Rhode Island State Trooper Roupen Bastajian had not initially planned to be among the 23,000 people running the Boston Marathon on April 15, 2013. Bastajian had made the 26.2-mile trek before (he ran it in 2011), and decided to participate in the 117th race with four of his fellow troopers because “lucky 117” was also his badge number.
The Lebanon-born trooper — a military veteran who had joined Rhode Island State Police in 2009 — had anticipated seeing his wife and three children cheering him on along the sidelines, but a last-minute change in plans kept them all at home.
“My longest training run was with my Sergeant, John Beauregard, for a total of eight miles,” said Bastajian. “I was not ready for the marathon.
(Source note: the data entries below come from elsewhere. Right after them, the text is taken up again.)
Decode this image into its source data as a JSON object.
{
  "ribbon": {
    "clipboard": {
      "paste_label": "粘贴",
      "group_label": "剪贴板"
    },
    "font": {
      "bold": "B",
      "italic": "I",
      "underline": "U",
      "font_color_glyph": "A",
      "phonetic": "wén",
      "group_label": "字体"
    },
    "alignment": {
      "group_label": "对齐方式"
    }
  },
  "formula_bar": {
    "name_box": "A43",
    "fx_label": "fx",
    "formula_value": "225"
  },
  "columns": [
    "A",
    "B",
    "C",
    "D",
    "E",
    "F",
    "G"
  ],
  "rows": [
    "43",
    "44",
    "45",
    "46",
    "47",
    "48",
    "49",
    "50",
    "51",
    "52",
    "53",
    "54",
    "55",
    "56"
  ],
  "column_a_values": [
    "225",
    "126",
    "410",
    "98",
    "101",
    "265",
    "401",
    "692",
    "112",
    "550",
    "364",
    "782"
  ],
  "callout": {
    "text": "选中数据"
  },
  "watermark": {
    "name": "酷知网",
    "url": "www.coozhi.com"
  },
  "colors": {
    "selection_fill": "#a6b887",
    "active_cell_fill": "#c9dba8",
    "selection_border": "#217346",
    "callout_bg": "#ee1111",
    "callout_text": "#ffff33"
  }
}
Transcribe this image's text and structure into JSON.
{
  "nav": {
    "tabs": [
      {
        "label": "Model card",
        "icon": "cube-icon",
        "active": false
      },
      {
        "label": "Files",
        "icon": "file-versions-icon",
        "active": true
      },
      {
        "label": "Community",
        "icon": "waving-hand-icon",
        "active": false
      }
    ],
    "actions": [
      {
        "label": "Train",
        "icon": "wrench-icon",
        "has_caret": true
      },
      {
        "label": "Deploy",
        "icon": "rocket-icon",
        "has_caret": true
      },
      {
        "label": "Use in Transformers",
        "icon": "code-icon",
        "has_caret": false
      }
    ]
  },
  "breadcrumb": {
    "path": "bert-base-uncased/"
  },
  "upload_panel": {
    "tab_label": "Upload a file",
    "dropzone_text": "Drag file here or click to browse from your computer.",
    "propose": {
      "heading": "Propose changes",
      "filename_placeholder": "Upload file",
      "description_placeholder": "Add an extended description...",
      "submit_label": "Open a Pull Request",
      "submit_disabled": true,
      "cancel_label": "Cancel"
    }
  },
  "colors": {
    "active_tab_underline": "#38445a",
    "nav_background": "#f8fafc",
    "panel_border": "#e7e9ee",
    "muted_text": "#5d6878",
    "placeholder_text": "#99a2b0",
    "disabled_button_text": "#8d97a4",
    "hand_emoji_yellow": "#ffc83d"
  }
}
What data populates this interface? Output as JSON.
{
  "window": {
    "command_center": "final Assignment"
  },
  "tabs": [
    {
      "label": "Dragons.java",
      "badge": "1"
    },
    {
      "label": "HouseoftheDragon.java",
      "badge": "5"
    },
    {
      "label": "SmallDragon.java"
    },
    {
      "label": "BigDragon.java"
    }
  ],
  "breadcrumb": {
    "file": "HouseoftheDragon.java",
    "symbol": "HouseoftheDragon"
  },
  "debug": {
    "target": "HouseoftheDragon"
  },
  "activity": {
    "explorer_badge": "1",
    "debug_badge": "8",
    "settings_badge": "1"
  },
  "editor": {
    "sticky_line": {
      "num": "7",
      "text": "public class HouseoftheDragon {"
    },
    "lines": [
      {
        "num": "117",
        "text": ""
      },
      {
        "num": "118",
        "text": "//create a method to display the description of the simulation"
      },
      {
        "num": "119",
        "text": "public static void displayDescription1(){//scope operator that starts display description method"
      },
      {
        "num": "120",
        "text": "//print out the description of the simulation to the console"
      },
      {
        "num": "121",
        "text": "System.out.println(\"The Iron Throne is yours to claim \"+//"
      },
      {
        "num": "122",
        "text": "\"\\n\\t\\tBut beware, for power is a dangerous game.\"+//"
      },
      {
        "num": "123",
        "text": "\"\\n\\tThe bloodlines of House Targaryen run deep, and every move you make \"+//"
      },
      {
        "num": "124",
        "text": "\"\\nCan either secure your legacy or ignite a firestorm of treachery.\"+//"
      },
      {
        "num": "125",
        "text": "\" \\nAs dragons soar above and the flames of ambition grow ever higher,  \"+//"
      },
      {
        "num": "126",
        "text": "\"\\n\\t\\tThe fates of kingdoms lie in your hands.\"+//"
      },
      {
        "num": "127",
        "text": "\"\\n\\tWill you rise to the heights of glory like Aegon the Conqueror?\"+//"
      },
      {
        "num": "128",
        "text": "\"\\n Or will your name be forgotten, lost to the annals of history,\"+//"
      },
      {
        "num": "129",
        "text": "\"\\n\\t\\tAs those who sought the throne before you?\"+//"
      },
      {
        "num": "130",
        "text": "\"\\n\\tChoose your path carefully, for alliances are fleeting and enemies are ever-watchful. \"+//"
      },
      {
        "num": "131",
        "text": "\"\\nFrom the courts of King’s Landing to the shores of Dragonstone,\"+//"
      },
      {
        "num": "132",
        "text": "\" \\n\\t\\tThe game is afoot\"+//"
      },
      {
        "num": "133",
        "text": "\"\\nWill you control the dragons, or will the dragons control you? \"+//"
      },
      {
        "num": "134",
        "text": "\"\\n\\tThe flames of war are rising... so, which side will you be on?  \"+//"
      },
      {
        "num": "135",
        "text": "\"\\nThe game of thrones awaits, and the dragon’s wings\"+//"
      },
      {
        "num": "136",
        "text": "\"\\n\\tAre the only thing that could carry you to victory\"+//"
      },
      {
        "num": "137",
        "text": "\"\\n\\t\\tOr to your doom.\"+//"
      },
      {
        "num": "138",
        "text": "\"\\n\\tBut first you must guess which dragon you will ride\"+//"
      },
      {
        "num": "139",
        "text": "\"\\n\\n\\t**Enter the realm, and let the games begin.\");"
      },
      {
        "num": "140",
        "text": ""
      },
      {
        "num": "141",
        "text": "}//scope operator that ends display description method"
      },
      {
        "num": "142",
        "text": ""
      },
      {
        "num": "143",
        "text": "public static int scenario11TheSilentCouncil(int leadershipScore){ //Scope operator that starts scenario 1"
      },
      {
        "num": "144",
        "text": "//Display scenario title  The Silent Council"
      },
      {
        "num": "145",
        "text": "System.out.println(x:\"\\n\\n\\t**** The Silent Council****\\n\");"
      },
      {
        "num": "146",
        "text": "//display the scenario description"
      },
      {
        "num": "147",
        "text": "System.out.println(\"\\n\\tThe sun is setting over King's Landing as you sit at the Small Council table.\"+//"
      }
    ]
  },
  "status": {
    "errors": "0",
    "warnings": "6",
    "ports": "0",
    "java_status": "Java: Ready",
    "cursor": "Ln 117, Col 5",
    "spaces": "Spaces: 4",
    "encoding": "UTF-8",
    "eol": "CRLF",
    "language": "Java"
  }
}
When I finished, I was completely cramped and had aches and pains everywhere. I was looking for the [medic] tent to get a massage and loosen the muscles.”
Bastajian was only 300 yards beyond the finish line at Boylston Street — his medal around his neck — retrieving a foil blanket when the first bomb went off.
Two of the other troopers had run far ahead during the race, and were nowhere near the finish line. The other two were far behind — they would never finish the race.
Like most of the runners and bystanders at that moment, Bastajian mistook the explosion for a ceremonial cannon.
Seconds later, the second bomb went off, and chaos devoured the street.
“As a cop, I have seen a lot of things. Growing up in Lebanon, I’d seen my fair share of warfare. But I’d never dealt with anything like this as an officer.”
Bastajian forgot about his severe cramps and ran for the finish line as a plume of smoke rose over the street. He identified himself as an officer and began assisting as many victims as he could. He would spend the rest of the afternoon helping the wounded get to medic tents.
Back to Boylston
The trooper returned to Boylston Street six months after the attacks at the request of media outlets that were doing anniversary coverage of the incident.
“I had flashbacks,” Bastajian recalled. “I could hear, see, and relive everything as if it was happening again, so I don’t know what it will be like returning again.”
Bastajian did the best he could to evade the media attention after the attacks, but his name made headlines again when he received the State Police’s highest honor —the service ribbon — for his efforts after the race.
“I tried to deflect as much as I could when it first happened. I didn’t do anything special. I did what any law enforcement officer or first responder does and is expected to do in a tough situation.”
Bastajian plans to run the marathon again this year — the 2014 Boston Marathon will be held on Monday, April 21 — but the number of Rhode Island State Troopers joining him has doubled in size.
“They all want to go because of what happened last year, to show their support, because as Americans, we refuse to be terrorized. I support Boston Strong and that’s why I’ll run again.”
Bastajian and his fellow troopers aren’t the only ones beefing up their teams to show their support. The Boston Athletics Association that puts on the marathon each year has increased the field size to allow 9,000 more runners for the 2014 Boston Marathon.
“Our city, our state, our nation and our sport are uniting to show that we don't give in to such things and that we honor those who were most affected by it,” BAA.org reads.
The increase in runners reflects a special group who were unable to complete the race last year, to honor those affected by the attacks, and to remember the victims: Krystle Campbell, Sean Collier, Lingzi Lu, and Martin Richard.